This week, took a look at the impact of ITT Tech’s closure on the for-profit higher ed sector.
Additionally, a new study from Ambient Insight suggests e-learning will decline in the next five years, though adult education is still expected to play a significant role in higher education’s future. And as the need to raise tuition in the face of funding concerns continues to present a struggle for colleges and universities, one economist suggests credentialing provided by the U.S. Department of Education could present a solution.
Meanwhile, faculty at Northwestern are split following the banning of a political science professor from campus over alleged erratic and threatening behavior.
Be sure to check out the first piece in our new series focused exclusively on higher ed CIOs and more in this week’s most-read Education Dive posts!
- ITT Tech’s closure leaves for-profit community ‘in despair’: Industry insiders say the process could have been dragged out to allow for ‘orderly transition’ of students and employees, while those close to the Obama Administration maintain the institution had plenty of warning.
- Study: E-learning to decline in next 5 years: Modules for self-paced, online learning projected to drop by more than 5% domestically and abroad.
- Adult education: The future of higher ed?: Continuing learning modules could be the next wave of revenue-bearing, innovation producing entities of higher education.

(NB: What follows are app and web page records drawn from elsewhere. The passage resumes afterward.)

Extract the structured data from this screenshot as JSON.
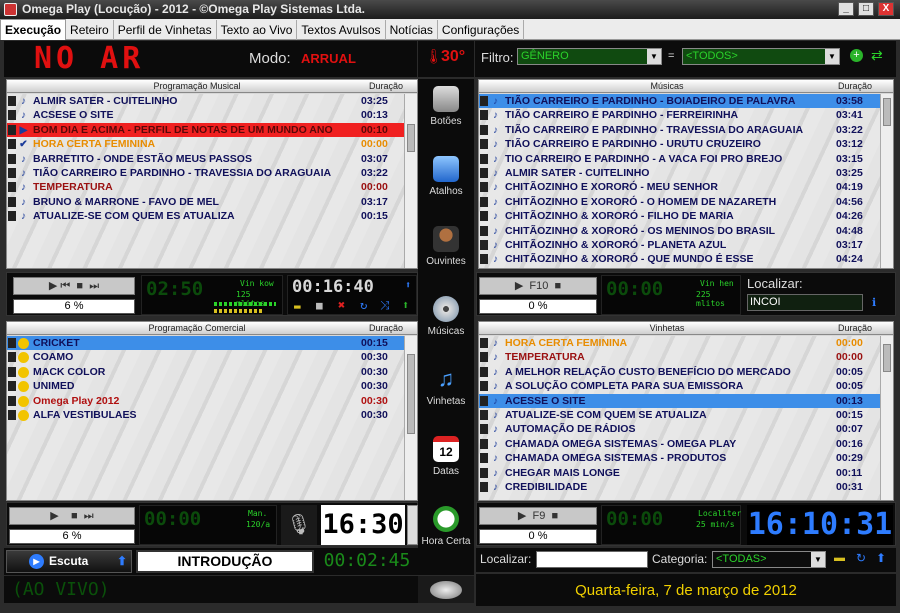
{
  "window": {
    "title": "Omega Play (Locução) - 2012 - ©Omega Play Sistemas Ltda.",
    "min": "_",
    "max": "□",
    "close": "X"
  },
  "menu": [
    "Execução",
    "Reteiro",
    "Perfil de Vinhetas",
    "Texto ao Vivo",
    "Textos Avulsos",
    "Notícias",
    "Configurações"
  ],
  "status": {
    "no_ar": "NO AR",
    "modo_label": "Modo:",
    "modo_value": "ARRUAL",
    "temperature": "30°"
  },
  "filter": {
    "label": "Filtro:",
    "field": "GÊNERO",
    "equals": "=",
    "value": "<TODOS>"
  },
  "music_panel": {
    "title": "Programação Musical",
    "duration_header": "Duração",
    "rows": [
      {
        "name": "ALMIR SATER - CUITELINHO",
        "dur": "03:25",
        "style": "normal",
        "icon": "♪"
      },
      {
        "name": "ACSESE O SITE",
        "dur": "00:13",
        "style": "normal",
        "icon": "♪"
      },
      {
        "name": "BOM DIA E ACIMA  - PERFIL DE NOTAS DE UM MUNDO ANO",
        "dur": "00:10",
        "style": "redbg",
        "icon": "▶"
      },
      {
        "name": "HORA CERTA FEMININA",
        "dur": "00:00",
        "style": "org",
        "icon": "✔"
      },
      {
        "name": "BARRETITO - ONDE ESTÃO MEUS PASSOS",
        "dur": "03:07",
        "style": "normal",
        "icon": "♪"
      },
      {
        "name": "TIÃO CARREIRO E PARDINHO - TRAVESSIA DO ARAGUAIA",
        "dur": "03:22",
        "style": "normal",
        "icon": "♪"
      },
      {
        "name": "TEMPERATURA",
        "dur": "00:00",
        "style": "dred",
        "icon": "♪"
      },
      {
        "name": "BRUNO & MARRONE - FAVO DE MEL",
        "dur": "03:17",
        "style": "normal",
        "icon": "♪"
      },
      {
        "name": "ATUALIZE-SE COM QUEM ES ATUALIZA",
        "dur": "00:15",
        "style": "normal",
        "icon": "♪"
      }
    ]
  },
  "songs_panel": {
    "title": "Músicas",
    "duration_header": "Duração",
    "rows": [
      {
        "name": "TIÃO CARREIRO E PARDINHO - BOIADEIRO DE PALAVRA",
        "dur": "03:58",
        "style": "sel"
      },
      {
        "name": "TIÃO CARREIRO E PARDINHO - FERREIRINHA",
        "dur": "03:41",
        "style": "normal"
      },
      {
        "name": "TIÃO CARREIRO E PARDINHO - TRAVESSIA DO ARAGUAIA",
        "dur": "03:22",
        "style": "normal"
      },
      {
        "name": "TIÃO CARREIRO E PARDINHO - URUTU CRUZEIRO",
        "dur": "03:12",
        "style": "normal"
      },
      {
        "name": "TIO CARREIRO  E PARDINHO - A VACA FOI PRO BREJO",
        "dur": "03:15",
        "style": "normal"
      },
      {
        "name": "ALMIR SATER - CUITELINHO",
        "dur": "03:25",
        "style": "normal"
      },
      {
        "name": "CHITÃOZINHO E  XORORÓ - MEU SENHOR",
        "dur": "04:19",
        "style": "normal"
      },
      {
        "name": "CHITÃOZINHO E  XORORÓ - O HOMEM DE NAZARETH",
        "dur": "04:56",
        "style": "normal"
      },
      {
        "name": "CHITÃOZINHO & XORORÓ - FILHO DE MARIA",
        "dur": "04:26",
        "style": "normal"
      },
      {
        "name": "CHITÃOZINHO & XORORÓ - OS MENINOS DO BRASIL",
        "dur": "04:48",
        "style": "normal"
      },
      {
        "name": "CHITÃOZINHO & XORORÓ - PLANETA AZUL",
        "dur": "03:17",
        "style": "normal"
      },
      {
        "name": "CHITÃOZINHO & XORORÓ - QUE MUNDO É ESSE",
        "dur": "04:24",
        "style": "normal"
      }
    ]
  },
  "commercial_panel": {
    "title": "Programação Comercial",
    "duration_header": "Duração",
    "rows": [
      {
        "name": "CRICKET",
        "dur": "00:15",
        "style": "sel"
      },
      {
        "name": "COAMO",
        "dur": "00:30",
        "style": "normal"
      },
      {
        "name": "MACK COLOR",
        "dur": "00:30",
        "style": "normal"
      },
      {
        "name": "UNIMED",
        "dur": "00:30",
        "style": "normal"
      },
      {
        "name": "Omega Play 2012",
        "dur": "00:30",
        "style": "mag"
      },
      {
        "name": "ALFA VESTIBULAES",
        "dur": "00:30",
        "style": "normal"
      }
    ]
  },
  "vinhetas_panel": {
    "title": "Vinhetas",
    "duration_header": "Duração",
    "rows": [
      {
        "name": "HORA CERTA FEMININA",
        "dur": "00:00",
        "style": "org"
      },
      {
        "name": "TEMPERATURA",
        "dur": "00:00",
        "style": "dred"
      },
      {
        "name": "A MELHOR RELAÇÃO CUSTO BENEFÍCIO DO MERCADO",
        "dur": "00:05",
        "style": "normal"
      },
      {
        "name": "A SOLUÇÃO COMPLETA PARA SUA EMISSORA",
        "dur": "00:05",
        "style": "normal"
      },
      {
        "name": "ACESSE O SITE",
        "dur": "00:13",
        "style": "sel"
      },
      {
        "name": "ATUALIZE-SE COM QUEM SE ATUALIZA",
        "dur": "00:15",
        "style": "normal"
      },
      {
        "name": "AUTOMAÇÃO DE RÁDIOS",
        "dur": "00:07",
        "style": "normal"
      },
      {
        "name": "CHAMADA OMEGA SISTEMAS - OMEGA PLAY",
        "dur": "00:16",
        "style": "normal"
      },
      {
        "name": "CHAMADA OMEGA SISTEMAS - PRODUTOS",
        "dur": "00:29",
        "style": "normal"
      },
      {
        "name": "CHEGAR MAIS LONGE",
        "dur": "00:11",
        "style": "normal"
      },
      {
        "name": "CREDIBILIDADE",
        "dur": "00:31",
        "style": "normal"
      }
    ]
  },
  "player1": {
    "pct": "6 %",
    "time1": "02:50",
    "vin_label": "Vin kow",
    "vin_sub": "125 mlitos",
    "time2": "00:16:40"
  },
  "player_songs": {
    "key": "F10",
    "pct": "0 %",
    "time": "00:00",
    "vin_label": "Vin hen",
    "vin_sub": "225 mlitos",
    "search_label": "Localizar:",
    "search_value": "INCOI"
  },
  "player2": {
    "pct": "6 %",
    "time": "00:00",
    "info1": "Man.",
    "info2": "120/a",
    "clock": "16:30"
  },
  "player_vin": {
    "key": "F9",
    "pct": "0 %",
    "time": "00:00",
    "info1": "Localiter",
    "info2": "25 min/s",
    "clock": "16:10:31"
  },
  "sidebar": [
    {
      "label": "Botões",
      "icon": "buttons-icon"
    },
    {
      "label": "Atalhos",
      "icon": "shortcut-icon"
    },
    {
      "label": "Ouvintes",
      "icon": "listener-icon"
    },
    {
      "label": "Músicas",
      "icon": "music-cd-icon"
    },
    {
      "label": "Vinhetas",
      "icon": "vinheta-icon"
    },
    {
      "label": "Datas",
      "icon": "calendar-icon"
    },
    {
      "label": "Hora Certa",
      "icon": "clock-icon"
    }
  ],
  "calendar_day": "12",
  "bottom": {
    "escuta": "Escuta",
    "introducao": "INTRODUÇÃO",
    "timer": "00:02:45",
    "ao_vivo": "(AO VIVO)",
    "localizar": "Localizar:",
    "categoria": "Categoria:",
    "categoria_value": "<TODAS>",
    "date": "Quarta-feira, 7 de março de 2012"
  },
  "colors": {
    "led_red": "#e01010",
    "led_green": "#2ad22a",
    "led_blue": "#2e7cff",
    "selection": "#3d8ee8",
    "date_yellow": "#f0d000"
  }
}
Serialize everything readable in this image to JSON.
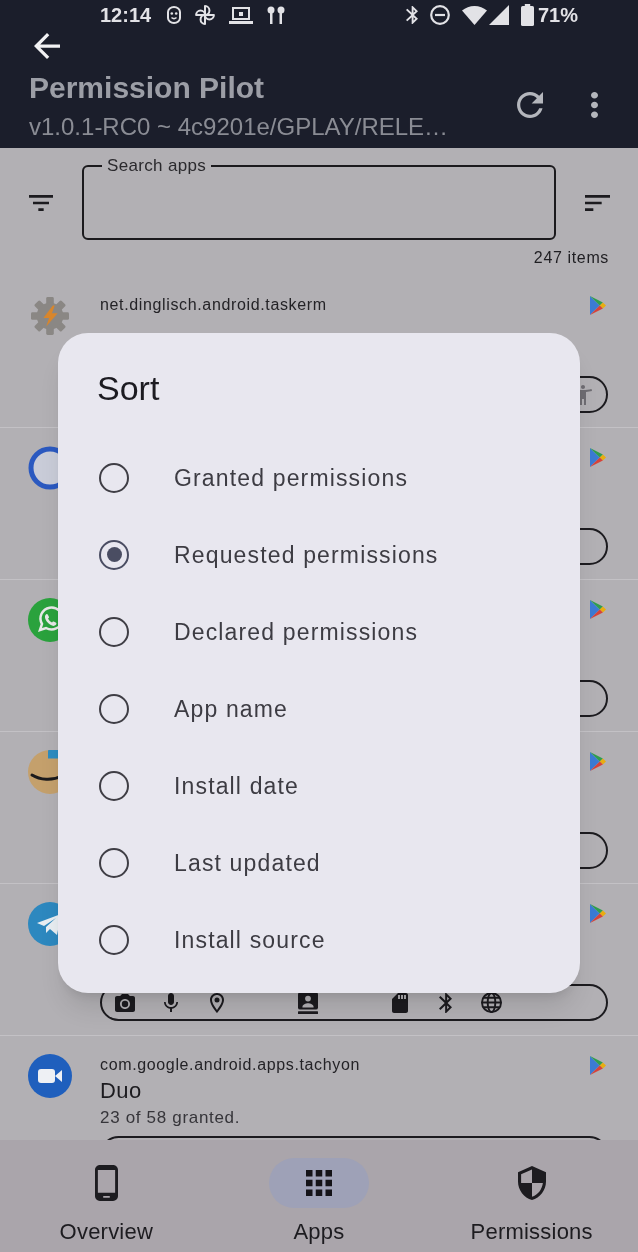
{
  "status_bar": {
    "time": "12:14",
    "battery": "71%"
  },
  "app_bar": {
    "title": "Permission Pilot",
    "subtitle": "v1.0.1-RC0 ~ 4c9201e/GPLAY/RELE…"
  },
  "search": {
    "label": "Search apps"
  },
  "item_count": "247 items",
  "apps": [
    {
      "kind": "gear",
      "package": "net.dinglisch.android.taskerm",
      "permissions": [
        {
          "kind": "accessibility"
        }
      ]
    },
    {
      "kind": "ring"
    },
    {
      "kind": "chat-bubble"
    },
    {
      "kind": "smile"
    },
    {
      "kind": "paper-plane",
      "permissions": [
        {
          "kind": "camera"
        },
        {
          "kind": "microphone"
        },
        {
          "kind": "location"
        },
        {
          "kind": "contacts"
        },
        {
          "kind": "storage"
        },
        {
          "kind": "nearby"
        },
        {
          "kind": "network"
        }
      ]
    },
    {
      "kind": "video",
      "package": "com.google.android.apps.tachyon",
      "name": "Duo",
      "summary": "23 of 58 granted."
    }
  ],
  "sort_dialog": {
    "title": "Sort",
    "options": [
      {
        "label": "Granted permissions",
        "selected": false
      },
      {
        "label": "Requested permissions",
        "selected": true
      },
      {
        "label": "Declared permissions",
        "selected": false
      },
      {
        "label": "App name",
        "selected": false
      },
      {
        "label": "Install date",
        "selected": false
      },
      {
        "label": "Last updated",
        "selected": false
      },
      {
        "label": "Install source",
        "selected": false
      }
    ]
  },
  "nav": [
    {
      "kind": "phone",
      "label": "Overview",
      "selected": false
    },
    {
      "kind": "grid",
      "label": "Apps",
      "selected": true
    },
    {
      "kind": "shield",
      "label": "Permissions",
      "selected": false
    }
  ]
}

- Northwestern professor banned from campus, faculty split on reaction: A professor’s activism, interpersonal engagement are called into question after faculty members express concerns about safety.
- Economist suggests Ed Dept credentialing as college cost cure: Carlo Salerno argues that the department has the capacity to set rules on how many courses and which types qualify students for a professional credential.
- For higher ed CIOs navigating tight budgets, relationships matter most: Presenting the business case for expenses is critical in getting constituent support from fellow administrators, faculty and/or students.